■ Work task: From the records below, extract all the text exactly and leave the images behind.

• • • •

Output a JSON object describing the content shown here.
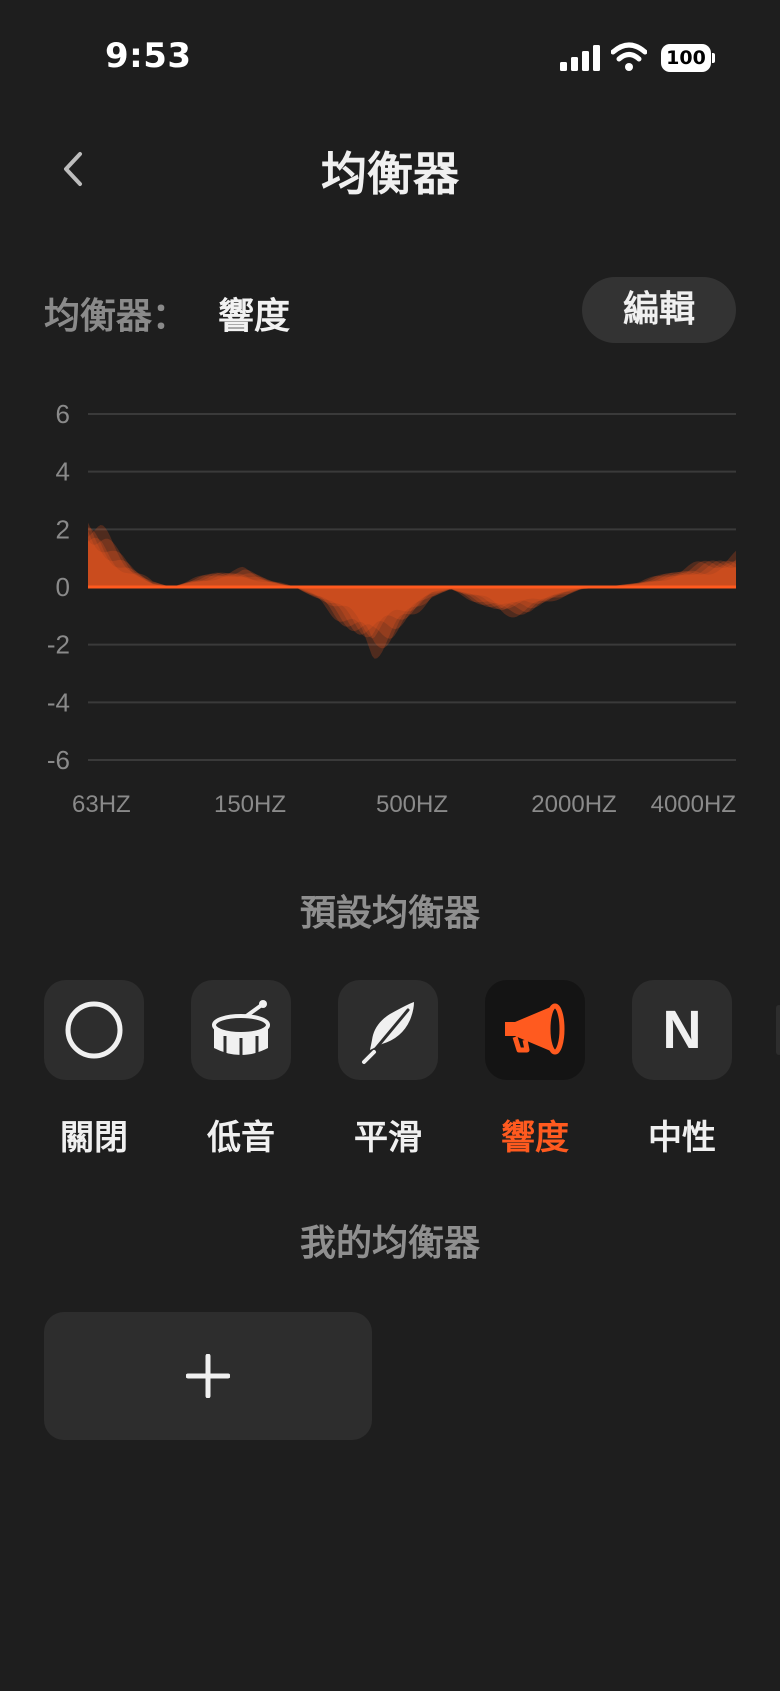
{
  "status_bar": {
    "time": "9:53",
    "battery": "100"
  },
  "nav": {
    "title": "均衡器"
  },
  "equalizer": {
    "label": "均衡器：",
    "current": "響度",
    "edit_label": "編輯"
  },
  "chart_data": {
    "type": "area",
    "y_ticks": [
      "6",
      "4",
      "2",
      "0",
      "-2",
      "-4",
      "-6"
    ],
    "x_tick_labels": [
      "63HZ",
      "150HZ",
      "500HZ",
      "2000HZ",
      "4000HZ"
    ],
    "ylim": [
      -6,
      6
    ],
    "grid": true,
    "fill_color": "#ff5a1f",
    "baseline_color": "#ff5a1f",
    "points": [
      [
        0,
        2.8
      ],
      [
        0.02,
        2.3
      ],
      [
        0.04,
        1.6
      ],
      [
        0.07,
        0.8
      ],
      [
        0.1,
        0.2
      ],
      [
        0.13,
        0.0
      ],
      [
        0.16,
        0.3
      ],
      [
        0.2,
        0.6
      ],
      [
        0.24,
        0.7
      ],
      [
        0.28,
        0.3
      ],
      [
        0.32,
        0.0
      ],
      [
        0.36,
        -0.6
      ],
      [
        0.4,
        -1.6
      ],
      [
        0.44,
        -2.6
      ],
      [
        0.47,
        -2.0
      ],
      [
        0.5,
        -1.2
      ],
      [
        0.53,
        -0.4
      ],
      [
        0.56,
        -0.1
      ],
      [
        0.6,
        -0.6
      ],
      [
        0.64,
        -1.1
      ],
      [
        0.68,
        -1.0
      ],
      [
        0.72,
        -0.5
      ],
      [
        0.76,
        -0.1
      ],
      [
        0.8,
        0.0
      ],
      [
        0.85,
        0.2
      ],
      [
        0.9,
        0.6
      ],
      [
        0.94,
        0.9
      ],
      [
        0.97,
        1.1
      ],
      [
        1.0,
        1.3
      ]
    ]
  },
  "presets_section": {
    "title": "預設均衡器"
  },
  "presets": [
    {
      "label": "關閉",
      "icon": "circle-icon",
      "active": false
    },
    {
      "label": "低音",
      "icon": "drum-icon",
      "active": false
    },
    {
      "label": "平滑",
      "icon": "feather-icon",
      "active": false
    },
    {
      "label": "響度",
      "icon": "megaphone-icon",
      "active": true
    },
    {
      "label": "中性",
      "icon": "n-letter-icon",
      "letter": "N",
      "active": false
    }
  ],
  "my_section": {
    "title": "我的均衡器"
  },
  "colors": {
    "accent": "#ff5a1f",
    "background": "#1e1e1e",
    "tile": "#2d2d2d"
  }
}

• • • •

■ Response:
Output a JSON object describing the content shown here.
{
  "status_bar": {
    "time": "9:53",
    "battery": "100"
  },
  "nav": {
    "title": "均衡器"
  },
  "equalizer": {
    "label": "均衡器：",
    "current": "響度",
    "edit_label": "編輯"
  },
  "chart_data": {
    "type": "area",
    "y_ticks": [
      "6",
      "4",
      "2",
      "0",
      "-2",
      "-4",
      "-6"
    ],
    "x_tick_labels": [
      "63HZ",
      "150HZ",
      "500HZ",
      "2000HZ",
      "4000HZ"
    ],
    "ylim": [
      -6,
      6
    ],
    "grid": true,
    "fill_color": "#ff5a1f",
    "baseline_color": "#ff5a1f",
    "points": [
      [
        0,
        2.8
      ],
      [
        0.02,
        2.3
      ],
      [
        0.04,
        1.6
      ],
      [
        0.07,
        0.8
      ],
      [
        0.1,
        0.2
      ],
      [
        0.13,
        0.0
      ],
      [
        0.16,
        0.3
      ],
      [
        0.2,
        0.6
      ],
      [
        0.24,
        0.7
      ],
      [
        0.28,
        0.3
      ],
      [
        0.32,
        0.0
      ],
      [
        0.36,
        -0.6
      ],
      [
        0.4,
        -1.6
      ],
      [
        0.44,
        -2.6
      ],
      [
        0.47,
        -2.0
      ],
      [
        0.5,
        -1.2
      ],
      [
        0.53,
        -0.4
      ],
      [
        0.56,
        -0.1
      ],
      [
        0.6,
        -0.6
      ],
      [
        0.64,
        -1.1
      ],
      [
        0.68,
        -1.0
      ],
      [
        0.72,
        -0.5
      ],
      [
        0.76,
        -0.1
      ],
      [
        0.8,
        0.0
      ],
      [
        0.85,
        0.2
      ],
      [
        0.9,
        0.6
      ],
      [
        0.94,
        0.9
      ],
      [
        0.97,
        1.1
      ],
      [
        1.0,
        1.3
      ]
    ]
  },
  "presets_section": {
    "title": "預設均衡器"
  },
  "presets": [
    {
      "label": "關閉",
      "icon": "circle-icon",
      "active": false
    },
    {
      "label": "低音",
      "icon": "drum-icon",
      "active": false
    },
    {
      "label": "平滑",
      "icon": "feather-icon",
      "active": false
    },
    {
      "label": "響度",
      "icon": "megaphone-icon",
      "active": true
    },
    {
      "label": "中性",
      "icon": "n-letter-icon",
      "letter": "N",
      "active": false
    }
  ],
  "my_section": {
    "title": "我的均衡器"
  },
  "colors": {
    "accent": "#ff5a1f",
    "background": "#1e1e1e",
    "tile": "#2d2d2d"
  }
}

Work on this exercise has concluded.